From the entries, copy every line that carries the string "chevron".

= = =

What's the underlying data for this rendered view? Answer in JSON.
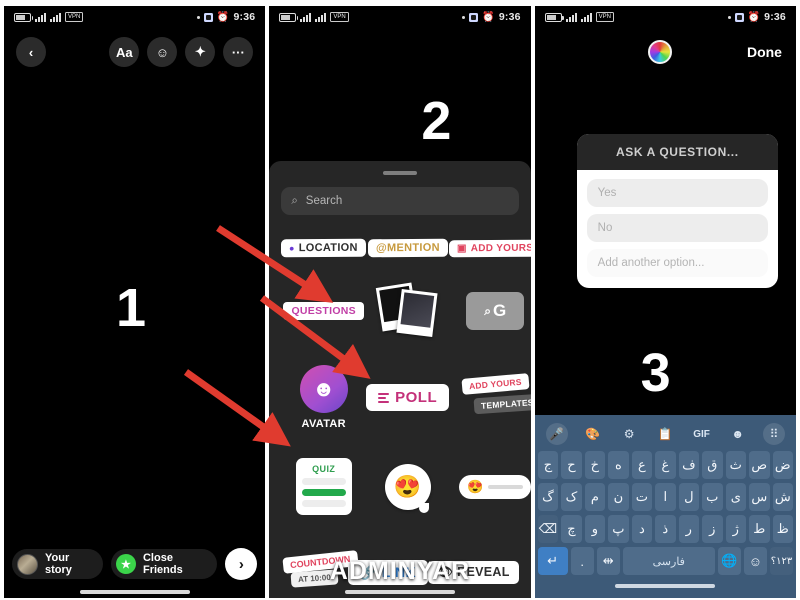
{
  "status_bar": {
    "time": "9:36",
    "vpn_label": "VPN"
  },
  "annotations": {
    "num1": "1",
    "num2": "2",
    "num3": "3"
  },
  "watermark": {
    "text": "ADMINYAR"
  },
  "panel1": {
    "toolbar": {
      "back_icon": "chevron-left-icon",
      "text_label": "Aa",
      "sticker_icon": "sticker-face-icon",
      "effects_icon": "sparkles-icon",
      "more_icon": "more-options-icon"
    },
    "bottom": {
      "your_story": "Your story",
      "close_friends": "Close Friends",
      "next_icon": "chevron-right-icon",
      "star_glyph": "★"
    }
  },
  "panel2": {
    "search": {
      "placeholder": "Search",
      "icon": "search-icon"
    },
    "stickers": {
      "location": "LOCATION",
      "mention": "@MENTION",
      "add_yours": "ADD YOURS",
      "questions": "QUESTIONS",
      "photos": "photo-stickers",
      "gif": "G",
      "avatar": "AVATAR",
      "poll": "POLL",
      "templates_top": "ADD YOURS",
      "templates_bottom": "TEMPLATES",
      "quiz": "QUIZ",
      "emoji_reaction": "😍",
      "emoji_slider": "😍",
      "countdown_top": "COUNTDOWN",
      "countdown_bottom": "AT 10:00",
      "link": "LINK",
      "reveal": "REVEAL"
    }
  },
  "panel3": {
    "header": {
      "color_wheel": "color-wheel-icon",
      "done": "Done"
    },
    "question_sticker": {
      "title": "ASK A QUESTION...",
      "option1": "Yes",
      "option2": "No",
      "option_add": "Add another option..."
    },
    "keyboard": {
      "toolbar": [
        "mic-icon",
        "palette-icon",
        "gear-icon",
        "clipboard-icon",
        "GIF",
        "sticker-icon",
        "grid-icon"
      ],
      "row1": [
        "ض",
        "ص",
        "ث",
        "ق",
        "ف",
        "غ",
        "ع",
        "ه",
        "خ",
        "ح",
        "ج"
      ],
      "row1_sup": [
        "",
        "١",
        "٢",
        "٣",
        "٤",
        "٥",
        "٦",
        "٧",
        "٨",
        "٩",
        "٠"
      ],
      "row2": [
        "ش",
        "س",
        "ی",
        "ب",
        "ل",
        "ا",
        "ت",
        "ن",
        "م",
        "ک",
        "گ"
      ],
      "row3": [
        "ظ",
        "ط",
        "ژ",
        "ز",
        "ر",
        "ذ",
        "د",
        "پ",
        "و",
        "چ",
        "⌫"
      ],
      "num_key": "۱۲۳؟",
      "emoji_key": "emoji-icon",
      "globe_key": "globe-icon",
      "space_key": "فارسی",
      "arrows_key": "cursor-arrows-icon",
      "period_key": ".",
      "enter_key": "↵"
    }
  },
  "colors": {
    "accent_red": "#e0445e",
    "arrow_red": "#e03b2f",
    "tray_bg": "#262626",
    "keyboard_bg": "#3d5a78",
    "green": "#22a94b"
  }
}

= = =

:: Task solution ::
      "back_icon": "chevron-left-icon",
      "next_icon": "chevron-right-icon",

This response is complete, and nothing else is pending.